Beijing's Chengdu J-10 fighter was displayed publicly for the first time earlier this month at Airshow China 2008 in Zhuhai, where Chinese officials indicated that it would also develop new versions of the type. A B-model aircraft has already been proposed, with this to have a thrust-vectoring engine and an active electronically scanned array radar.
"The J-10 has been identified as the backbone of the Chinese air force. They will continue to increase the production rate and improve on the earlier version," says one observer. China has never revealed how many J-10s have entered service since 2006, but industry sources speculate that more than 100 have been produced from an eventual requirement for around 300.
© Vladamir Karnozov

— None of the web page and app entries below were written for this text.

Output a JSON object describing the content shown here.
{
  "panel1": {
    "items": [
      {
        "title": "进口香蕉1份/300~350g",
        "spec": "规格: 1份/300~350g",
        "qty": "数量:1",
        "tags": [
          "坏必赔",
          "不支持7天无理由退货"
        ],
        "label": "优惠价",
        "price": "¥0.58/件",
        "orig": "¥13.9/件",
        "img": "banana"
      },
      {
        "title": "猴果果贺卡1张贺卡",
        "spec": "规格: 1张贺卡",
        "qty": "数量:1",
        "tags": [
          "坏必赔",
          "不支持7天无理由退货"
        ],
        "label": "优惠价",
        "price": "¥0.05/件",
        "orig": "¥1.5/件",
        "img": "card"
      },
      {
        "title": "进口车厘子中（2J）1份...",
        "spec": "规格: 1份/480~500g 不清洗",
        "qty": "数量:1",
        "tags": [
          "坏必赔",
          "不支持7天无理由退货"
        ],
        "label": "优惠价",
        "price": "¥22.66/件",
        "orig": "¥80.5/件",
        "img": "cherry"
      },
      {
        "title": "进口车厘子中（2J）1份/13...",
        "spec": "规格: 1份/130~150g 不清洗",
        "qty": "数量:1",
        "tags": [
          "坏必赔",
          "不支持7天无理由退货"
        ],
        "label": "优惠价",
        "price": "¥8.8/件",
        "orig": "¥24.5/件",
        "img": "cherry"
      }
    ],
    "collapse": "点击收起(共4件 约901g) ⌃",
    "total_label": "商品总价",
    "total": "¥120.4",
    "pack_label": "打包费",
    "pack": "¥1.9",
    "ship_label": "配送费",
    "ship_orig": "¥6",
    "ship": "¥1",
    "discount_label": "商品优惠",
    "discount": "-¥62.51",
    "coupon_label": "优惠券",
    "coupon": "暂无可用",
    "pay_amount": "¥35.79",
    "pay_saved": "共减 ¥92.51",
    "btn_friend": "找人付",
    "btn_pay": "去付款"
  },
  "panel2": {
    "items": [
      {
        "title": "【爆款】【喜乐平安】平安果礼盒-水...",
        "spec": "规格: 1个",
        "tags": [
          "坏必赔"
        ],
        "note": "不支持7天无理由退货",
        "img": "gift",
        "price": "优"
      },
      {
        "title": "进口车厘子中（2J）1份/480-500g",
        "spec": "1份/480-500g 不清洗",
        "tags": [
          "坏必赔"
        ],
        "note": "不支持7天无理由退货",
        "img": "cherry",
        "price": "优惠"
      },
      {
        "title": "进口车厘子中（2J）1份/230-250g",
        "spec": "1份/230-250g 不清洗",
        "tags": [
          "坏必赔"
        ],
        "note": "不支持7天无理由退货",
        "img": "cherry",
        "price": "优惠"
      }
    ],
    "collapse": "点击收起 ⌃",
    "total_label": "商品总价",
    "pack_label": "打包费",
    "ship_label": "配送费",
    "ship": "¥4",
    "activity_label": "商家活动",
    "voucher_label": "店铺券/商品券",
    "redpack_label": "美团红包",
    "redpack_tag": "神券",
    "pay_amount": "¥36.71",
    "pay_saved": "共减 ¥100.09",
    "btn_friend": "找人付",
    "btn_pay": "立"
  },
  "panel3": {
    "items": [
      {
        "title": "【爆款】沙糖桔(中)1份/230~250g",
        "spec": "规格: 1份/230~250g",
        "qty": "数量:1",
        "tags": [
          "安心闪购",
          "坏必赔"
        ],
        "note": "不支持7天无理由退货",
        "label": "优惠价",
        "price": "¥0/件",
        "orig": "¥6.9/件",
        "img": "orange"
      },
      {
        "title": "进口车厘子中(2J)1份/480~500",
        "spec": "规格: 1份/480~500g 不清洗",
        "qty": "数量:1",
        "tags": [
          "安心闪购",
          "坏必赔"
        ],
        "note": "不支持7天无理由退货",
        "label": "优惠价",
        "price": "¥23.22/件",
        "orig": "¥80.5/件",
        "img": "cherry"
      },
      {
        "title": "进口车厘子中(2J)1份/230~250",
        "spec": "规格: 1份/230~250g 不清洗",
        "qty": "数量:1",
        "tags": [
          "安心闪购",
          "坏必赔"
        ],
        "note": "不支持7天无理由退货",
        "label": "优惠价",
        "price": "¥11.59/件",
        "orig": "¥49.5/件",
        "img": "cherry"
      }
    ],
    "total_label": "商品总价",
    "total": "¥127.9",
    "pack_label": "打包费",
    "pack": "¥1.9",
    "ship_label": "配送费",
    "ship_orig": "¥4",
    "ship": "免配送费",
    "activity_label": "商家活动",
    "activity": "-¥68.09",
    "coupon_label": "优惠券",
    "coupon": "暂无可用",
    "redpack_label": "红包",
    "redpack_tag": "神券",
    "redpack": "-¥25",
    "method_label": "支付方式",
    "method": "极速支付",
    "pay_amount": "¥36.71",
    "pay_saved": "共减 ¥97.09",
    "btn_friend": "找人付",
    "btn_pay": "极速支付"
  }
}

A naval version of the J-10 is also on the cards, with sources saying that China hopes to get its aircraft carrier programme up and running in the next decade. But with an indigenous naval fighter expected to take too long to develop, China is reportedly negotiating with Russia's Rosoboronexport arms agency for an interim batch of 48 Sukhoi Su-33 fighters.
China has also shown interest in the Su-35, but could first place a significant order for Chengdu's FC-1/JF-17 fighter, which was jointly developed with Pakistan. Concurrently, Beijing is pursing several highly secretive studies to develop a stealthy fifth-generation fighter, and is also reportedly developing a stealth bomber, various unmanned air vehicles and indigenous powerplants.
Meanwhile, the air force's first cadre of eight pilots to graduate from the Chinese Flight Test Establishment finished their two-year course in mid-November, with each having received instruction on seven aircraft types and logged almost 1,000 sorties.